Most Christians readily acknowledge the sinister threat of mixing ungodly aspects of popular culture into our beliefs and practices.
Lying, for example, is considered a protected aspect of free speech in the United States, but that does not justify its employ by Christians. Celebrating the unclad human figure beyond the confines of marriage may be condoned as art, but believers easily recognize such distractions as incompatible with Christian practice. However, from the nascent moments of the early Church, a more deceptive infection has perpetually threatened Christianity. One of the first church councils in Christian history convened to consider teachings perpetuating the idea that believers “must be circumcised and required to obey the law of Moses” (Act 15).
Just as God restricted cross-breeding between unintended “kinds” of animals, so he requires separation between different systems of worship (Heb 10:9). God never changes in his character, but what he expects from his people often does change.
In spite of the biblical evidence, however, syncretistic co-mingling between different systems of godly worship often continues unabated within the Church.
It renders participants incapable of rightly living according to the New Covenant and subjects them to what Paul called no gospel at all.
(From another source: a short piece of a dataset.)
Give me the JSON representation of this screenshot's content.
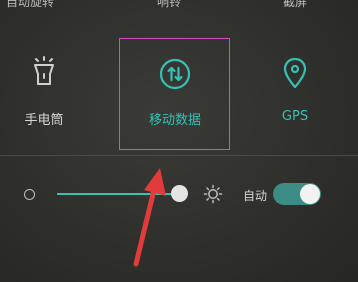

Cults who excel at such blending tend to stand out, but churches that promote biblical promises for their worldly gain or who enjoin legal expectations upon members beyond that which Jesus conveys through his blood render the gospel void of grace even when the outside appears attractive.
Under such interplay, the profession turns into prostitution.
As our family reviewed in our study through Wineskins, it can even blind Christians at the highest levels of ministry.
How would you describe the Christian system of worship established by Jesus?